Nicaragua's coat of arms rendered by Caleb Moore, Wikimedia Commons

Fire sweeps through Siberian forests

Terra Daily, via Agence France-Presse: Russian fire services were on Wednesday battling blazes across Siberia blamed on an exceptionally mild winter and illegal logging.

…State television said the fires were the worst for 30 years and that a lack of winter snow had left the ground unusually dry. Emergency Situations Minister Sergei Shoigu said it was no coincidence that fires were taking place in areas rich in precious timber. Some blazes were intentionally set by illegal loggers, he said. In remarks on national television Shoigu berated his staff for ineffective use of budget resources, saying "no one pays attention to how this money is spent."

Photo of a gulag in the taiga in Turuchansk (Central Siberia), by Dr. A. Hugentobler, Wikimedia Commons, under the Creative Commons Attribution ShareAlike 2.5 License.

Employing new tools to accurately measure climate change

NOAA: NOAA today announced it will install the last nine of the 114 stations as part of its new, high-tech climate monitoring network. The stations track national average changes in temperature and precipitation trends. The U.S. Climate Reference Network (CRN) is on schedule to activate these final stations by the end of the summer.

NOAA also is modernizing 1,000 stations in the Historical Climatology Network (HCN), a regional system of ground-based observing sites that collect climate, weather and water measurements. NOAA’s goal is to have both networks work in tandem to feed consistently accurate, high-quality data to scientists studying climate trends.

The CRN is helping to pinpoint the shifts in America’s changing, often unpredictable, climate. “We’re entering a new age of understanding climate change, by adding more sound, reliable data about what’s really happening in the atmosphere and on the ground,” said Dr. Tom Karl, director of NOAA’s National Climatic Data Center in Asheville, N.C. Karl, one of the world’s leading experts on climate change, helped spearhead the new climate network’s development. “Very high accuracy in the data collected is the key to getting a feel for the national trend. That’s what the Climate Reference Network is doing.”

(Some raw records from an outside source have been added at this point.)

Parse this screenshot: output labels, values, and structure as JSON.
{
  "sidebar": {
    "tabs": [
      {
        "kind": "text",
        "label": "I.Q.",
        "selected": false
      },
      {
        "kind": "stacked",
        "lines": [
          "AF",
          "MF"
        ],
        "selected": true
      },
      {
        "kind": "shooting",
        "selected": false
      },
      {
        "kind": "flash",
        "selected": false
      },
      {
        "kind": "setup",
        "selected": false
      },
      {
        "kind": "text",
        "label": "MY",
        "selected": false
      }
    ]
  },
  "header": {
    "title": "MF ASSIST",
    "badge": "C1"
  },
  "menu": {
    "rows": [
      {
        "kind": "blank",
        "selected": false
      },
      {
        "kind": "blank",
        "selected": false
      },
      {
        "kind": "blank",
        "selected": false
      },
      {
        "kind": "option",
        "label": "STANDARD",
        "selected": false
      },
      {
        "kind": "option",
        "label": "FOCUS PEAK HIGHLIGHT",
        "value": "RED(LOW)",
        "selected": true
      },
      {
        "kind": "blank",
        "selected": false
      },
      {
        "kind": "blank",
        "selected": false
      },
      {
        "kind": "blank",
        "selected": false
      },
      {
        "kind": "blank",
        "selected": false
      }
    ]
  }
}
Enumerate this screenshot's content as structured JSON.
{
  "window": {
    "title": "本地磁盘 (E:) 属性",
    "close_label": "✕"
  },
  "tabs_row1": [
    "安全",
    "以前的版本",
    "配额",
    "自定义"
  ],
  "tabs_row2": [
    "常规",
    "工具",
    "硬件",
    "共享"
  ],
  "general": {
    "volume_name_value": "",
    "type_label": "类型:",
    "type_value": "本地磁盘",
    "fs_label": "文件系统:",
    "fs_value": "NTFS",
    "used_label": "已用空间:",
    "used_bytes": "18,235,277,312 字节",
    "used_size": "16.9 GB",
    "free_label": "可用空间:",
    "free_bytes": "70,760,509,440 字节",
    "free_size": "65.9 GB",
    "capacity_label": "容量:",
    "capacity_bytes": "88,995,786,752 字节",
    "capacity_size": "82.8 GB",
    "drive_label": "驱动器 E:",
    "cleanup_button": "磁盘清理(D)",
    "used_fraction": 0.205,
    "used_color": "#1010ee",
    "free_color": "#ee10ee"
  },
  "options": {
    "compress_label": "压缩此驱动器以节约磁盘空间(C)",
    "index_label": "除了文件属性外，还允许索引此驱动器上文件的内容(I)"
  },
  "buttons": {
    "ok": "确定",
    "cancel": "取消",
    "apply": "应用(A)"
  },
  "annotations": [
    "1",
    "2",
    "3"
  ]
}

Karl said the placement of each CRN station is crucial to obtaining accurate information on current — and likely future — conditions. “All the stations are strategically placed in rural environments away from the influences of nearby urban areas that would confound the interpretation of any changes observed,” he said. Each CRN station logs real-time measurements of surface temperature, precipitation, wind speed and solar radiation. NOAA’s geostationary satellites relay the data from these ground-based stations to NCDC, which posts the observations online….

CRN station in Baker, Nevada. Photo by NOAA

Potential water stress in Ireland

Engineers Ireland: Climate expert and hydrologist Dr Conor Murphy has warned that there could be severe implications for our economy and society as a whole if we do not address the effects climate change is having on our water supply. He was speaking at the annual Engineers Ireland Conference in Limerick.

Dr Murphy, who is a lecturer at University College Maynooth and acted as a national reviewer for the Fourth Assessment Report of the Intergovernmental Panel on Climate Change, said there is little doubt climate change is now having a large impact on our water resources. “A reliable water supply is something we take for granted but all the indications are now that we can no longer assume the availability of water to meet future demand.”

Dr Murphy said: ”Although Ireland is assumed to be wealthy in terms of water resources, there are substantial regional differences in the availability of water per head of population, with large parts of the east coast already coming under pressure to meet water demand. A 40% reduction in water availability is a legitimate possibility.”…

Ireland seen from space, NASA/JPL, Wikimedia Commons